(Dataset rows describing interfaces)
★ ★ ★ ★ ★ ★ ★
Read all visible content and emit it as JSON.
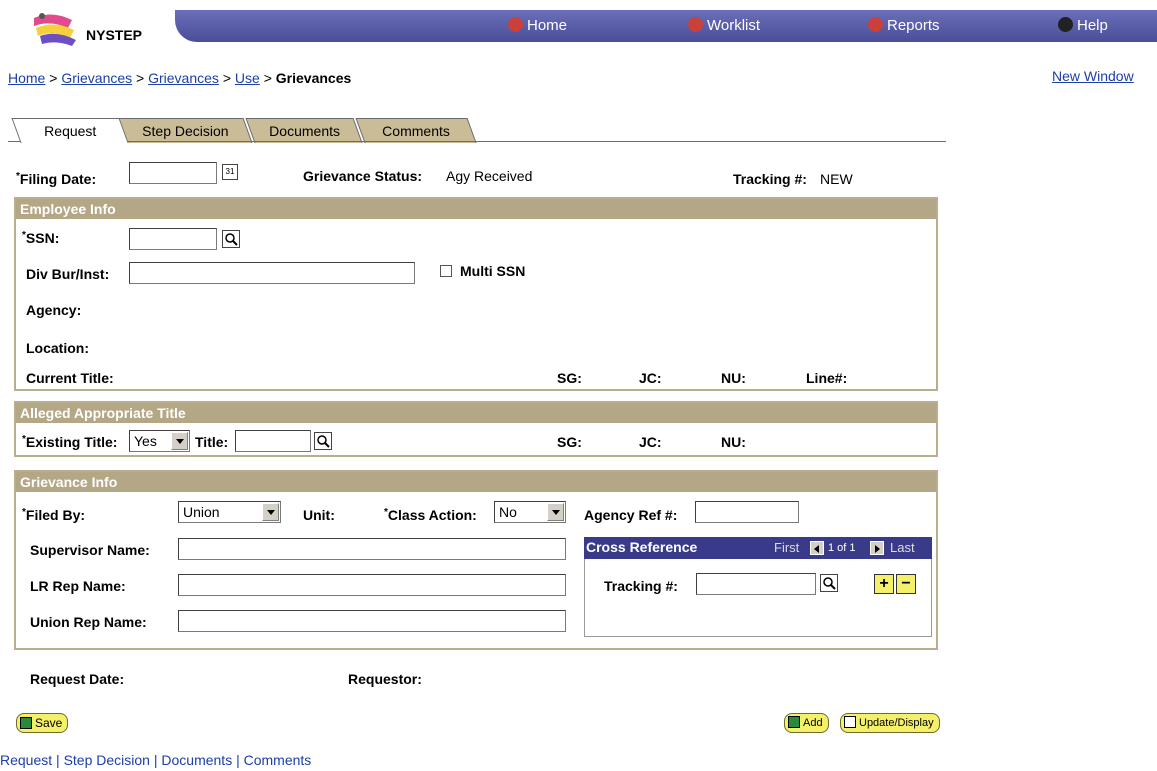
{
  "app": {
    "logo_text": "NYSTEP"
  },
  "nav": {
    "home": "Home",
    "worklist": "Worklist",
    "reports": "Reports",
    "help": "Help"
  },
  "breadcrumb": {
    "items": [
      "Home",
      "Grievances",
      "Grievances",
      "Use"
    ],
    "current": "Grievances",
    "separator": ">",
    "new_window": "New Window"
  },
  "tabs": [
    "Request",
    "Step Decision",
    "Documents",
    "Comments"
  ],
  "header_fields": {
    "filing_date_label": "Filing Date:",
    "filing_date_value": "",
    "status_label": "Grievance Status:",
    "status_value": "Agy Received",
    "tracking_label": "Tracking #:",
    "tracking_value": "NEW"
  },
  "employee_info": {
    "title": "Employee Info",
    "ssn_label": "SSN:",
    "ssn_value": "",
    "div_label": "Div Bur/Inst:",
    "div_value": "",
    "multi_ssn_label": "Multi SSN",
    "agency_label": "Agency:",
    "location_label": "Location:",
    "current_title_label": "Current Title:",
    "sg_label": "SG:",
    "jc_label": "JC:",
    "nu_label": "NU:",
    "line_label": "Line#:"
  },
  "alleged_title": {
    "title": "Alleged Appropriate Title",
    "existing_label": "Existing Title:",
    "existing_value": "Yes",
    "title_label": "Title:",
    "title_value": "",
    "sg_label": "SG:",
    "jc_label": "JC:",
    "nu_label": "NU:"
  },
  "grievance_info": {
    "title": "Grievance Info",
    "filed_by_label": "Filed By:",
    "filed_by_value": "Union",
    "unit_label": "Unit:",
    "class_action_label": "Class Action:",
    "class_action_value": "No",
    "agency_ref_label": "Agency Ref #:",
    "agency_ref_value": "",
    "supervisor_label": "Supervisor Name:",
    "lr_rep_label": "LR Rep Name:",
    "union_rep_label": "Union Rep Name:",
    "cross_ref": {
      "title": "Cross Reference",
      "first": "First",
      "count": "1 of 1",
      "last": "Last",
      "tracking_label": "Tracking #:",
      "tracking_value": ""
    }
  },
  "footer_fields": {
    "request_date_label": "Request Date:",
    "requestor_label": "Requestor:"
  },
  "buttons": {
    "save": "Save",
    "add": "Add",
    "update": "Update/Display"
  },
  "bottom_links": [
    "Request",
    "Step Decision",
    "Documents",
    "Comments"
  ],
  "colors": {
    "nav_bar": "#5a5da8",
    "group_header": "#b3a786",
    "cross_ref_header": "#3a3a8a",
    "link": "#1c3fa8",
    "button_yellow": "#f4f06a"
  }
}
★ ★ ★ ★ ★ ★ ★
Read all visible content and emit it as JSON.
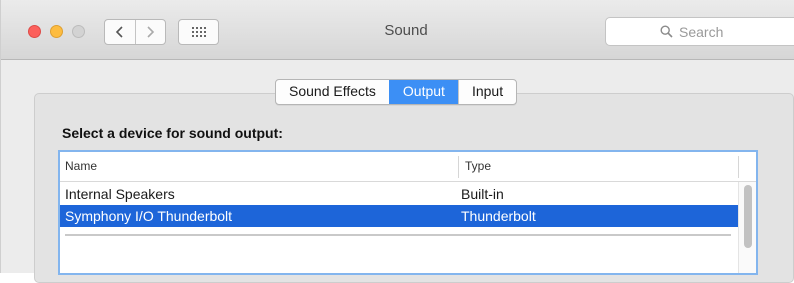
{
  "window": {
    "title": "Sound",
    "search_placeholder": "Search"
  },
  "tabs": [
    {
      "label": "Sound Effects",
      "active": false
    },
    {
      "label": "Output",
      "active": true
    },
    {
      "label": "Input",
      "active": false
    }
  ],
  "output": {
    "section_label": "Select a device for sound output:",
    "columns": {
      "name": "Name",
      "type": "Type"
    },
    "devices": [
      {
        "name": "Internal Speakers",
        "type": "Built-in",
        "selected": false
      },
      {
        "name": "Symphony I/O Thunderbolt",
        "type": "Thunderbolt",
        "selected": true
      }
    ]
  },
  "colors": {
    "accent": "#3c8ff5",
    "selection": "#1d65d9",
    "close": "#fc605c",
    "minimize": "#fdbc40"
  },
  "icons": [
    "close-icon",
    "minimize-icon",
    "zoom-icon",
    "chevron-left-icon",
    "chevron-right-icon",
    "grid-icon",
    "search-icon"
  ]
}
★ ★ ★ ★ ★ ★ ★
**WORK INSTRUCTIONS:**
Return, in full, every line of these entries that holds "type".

**SOLUTION BELOW:**
      "type": "Type"
        "type": "Built-in",
        "type": "Thunderbolt",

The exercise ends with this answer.